OPINION: Foundation Forward, Charters of Freedom

Foundation Forward, Charters of Freedom — Founding Fathers and other Influencing Citizens. How They Served Our Country

This Month: John Trumbull

This is an American history educational moment of those who made a difference during the Revolutionary War era and how they served our country.

David Streater

Most people do not recognize his name, though they are familiar with his paintings.

John Trumbull was born in Lebanon, Connecticut, on June 6, 1756.

He was the sixth and youngest child of Jonathan and Faith Robinson, a family considered American royalty.

After graduating from Harvard in 1773, John worked as a teacher and a topographer.

John sketched American and British military fortifications that gave George Washington’s Continental Army critically needed details. In appreciation, Trumbull was commissioned as an officer in the Army and assigned to Gen. Washington as an aide-de-camp.

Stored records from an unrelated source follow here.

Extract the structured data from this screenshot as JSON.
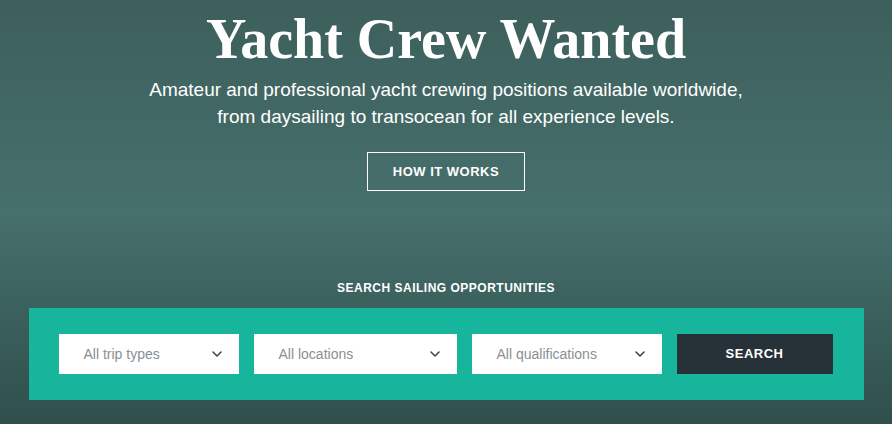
{
  "hero": {
    "title": "Yacht Crew Wanted",
    "subtitle": "Amateur and professional yacht crewing positions available worldwide, from daysailing to transocean for all experience levels.",
    "button": "HOW IT WORKS"
  },
  "search": {
    "heading": "SEARCH SAILING OPPORTUNITIES",
    "filters": [
      {
        "placeholder": "All trip types"
      },
      {
        "placeholder": "All locations"
      },
      {
        "placeholder": "All qualifications"
      }
    ],
    "button": "SEARCH"
  }
}
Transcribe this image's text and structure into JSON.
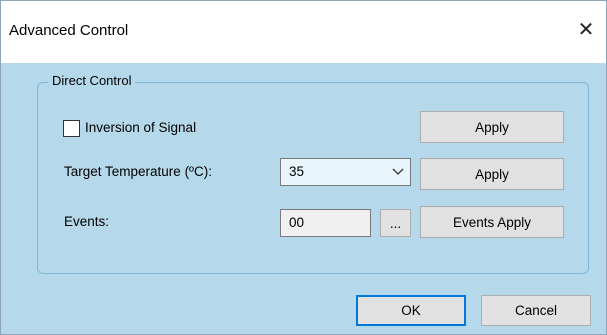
{
  "window": {
    "title": "Advanced Control",
    "close_glyph": "✕"
  },
  "group": {
    "label": "Direct Control"
  },
  "inversion": {
    "checkbox_label": "Inversion of Signal",
    "checked": false,
    "apply_label": "Apply"
  },
  "temperature": {
    "label": "Target Temperature (ºC):",
    "value": "35",
    "apply_label": "Apply"
  },
  "events": {
    "label": "Events:",
    "value": "00",
    "browse_label": "...",
    "apply_label": "Events Apply"
  },
  "footer": {
    "ok_label": "OK",
    "cancel_label": "Cancel"
  },
  "colors": {
    "background": "#b5d9ea",
    "button": "#e1e1e1",
    "focus_border": "#0078d7",
    "combo_bg": "#e8f6fc"
  }
}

Trumbull later resigned from the Army to study art and paint-making. This decision took him to England to study at the Royal Academy of Arts with Benjamin West.

Over the next decade, John traveled to and from America and Europe. During a trip to London in 1780, Trumbull was jailed as a political prisoner for revenge because British spy Maj. John André was hanged in Tappan, New York. Trumbull was paroled after eight months and continued painting. He was appointed commissioner to John Jay for implementing the Treaty of Amity Commerce and Navigation, commonly known as Jay’s Treaty.

Congress commissioned John to paint murals for the new federal government. After being shown as a traveling exhibit, these now-famous pictures have remained on the walls of the Capitol’s Rotunda.

The Declaration of Independence painting is actually “the presentation of a draft of it to Congress” in June 1776.

Other pictures Trumbull created for the Capitol are of Gen. Burgoyne, Lord Cornwallis and Gen. Washington Resigning his Commission. Trumbull’s portrait of Alexander Hamilton is on the 10-dollar bill. John’s most famous representation is the signing of the Declaration of Independence on the two-dollar bill, among other banknotes.

Because of discrepancies, John’s group paintings received petty criticism. The variations are because his paintings are montage composites describing pivotal events in American history before the camera’s advent. Nevertheless, Trumbull’s works in the Capitol captivate all viewers and crystallize their memory with “the most cherished [artwork] ever painted by an American artist.”

Though blind in one eye from a childhood accident, John Trumbull was a peerless and devoted patriot. Turnbull applied his artistic gift by documenting the birth of modern democracy. His legacy continues in the Capitol, Yale and other notable locations.

Please visit your Charters of Freedom setting at 144 N. 2nd St., Albemarle. A Charters of Freedom setting consists of the Declaration of Independence, the United States Constitution and the Bill of Rights. They are on permanent display analogous to the Charters of Freedom in the National Archives, Washington, D.C.

Please visit our website (FoundationForward.com) to learn more about all settings.

Teachers are encouraged to contact Dr. Streater for information and complementary student education materials to enhance experiential field trips to a Charters of Freedom settings. Please contact Dr. Streater (david.streater@mymail.barry.edu) for engraved legacy paver information and complementary educational materials.

Dr. David Streater is the director of education for Foundation Forward, the organization which placed life-size replicas of the United States Constitution, Declaration of Independence and the Bill of Rights, also known as the Charters of Freedom, in downtown Albemarle. He is a retired college instructor/administrator and a retired probation and parole officer/administrator. In addition, he is a criminologist with an acute history interest, served in the Navy, is a resident of Burke County and is a graduate of Pfeiffer University.